INFORMATION SHOWN
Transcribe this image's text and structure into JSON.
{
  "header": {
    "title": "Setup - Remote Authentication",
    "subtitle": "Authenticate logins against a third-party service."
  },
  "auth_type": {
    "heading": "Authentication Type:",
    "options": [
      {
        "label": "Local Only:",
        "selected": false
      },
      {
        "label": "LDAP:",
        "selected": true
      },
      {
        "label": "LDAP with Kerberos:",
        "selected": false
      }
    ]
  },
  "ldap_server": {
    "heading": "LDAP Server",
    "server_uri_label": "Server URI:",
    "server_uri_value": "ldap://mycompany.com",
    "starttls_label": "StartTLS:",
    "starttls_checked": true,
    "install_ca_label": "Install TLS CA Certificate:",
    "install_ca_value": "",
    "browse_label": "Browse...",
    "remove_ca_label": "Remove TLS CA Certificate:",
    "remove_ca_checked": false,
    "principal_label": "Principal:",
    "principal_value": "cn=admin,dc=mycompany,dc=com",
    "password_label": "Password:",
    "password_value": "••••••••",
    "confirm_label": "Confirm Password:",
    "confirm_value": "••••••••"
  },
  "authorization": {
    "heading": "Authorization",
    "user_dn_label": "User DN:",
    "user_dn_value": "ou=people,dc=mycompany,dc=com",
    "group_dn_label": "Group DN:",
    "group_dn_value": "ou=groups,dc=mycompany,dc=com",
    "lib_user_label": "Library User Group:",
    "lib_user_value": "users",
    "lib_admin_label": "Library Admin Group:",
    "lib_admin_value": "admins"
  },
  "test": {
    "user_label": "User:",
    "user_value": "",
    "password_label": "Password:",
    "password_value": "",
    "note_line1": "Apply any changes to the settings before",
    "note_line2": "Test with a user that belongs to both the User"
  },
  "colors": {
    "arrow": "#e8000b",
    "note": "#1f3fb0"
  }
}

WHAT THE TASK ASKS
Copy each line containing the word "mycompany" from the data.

RESULT OF THE EXERCISE
    "server_uri_value": "ldap://mycompany.com",
    "principal_value": "cn=admin,dc=mycompany,dc=com",
    "user_dn_value": "ou=people,dc=mycompany,dc=com",
    "group_dn_value": "ou=groups,dc=mycompany,dc=com",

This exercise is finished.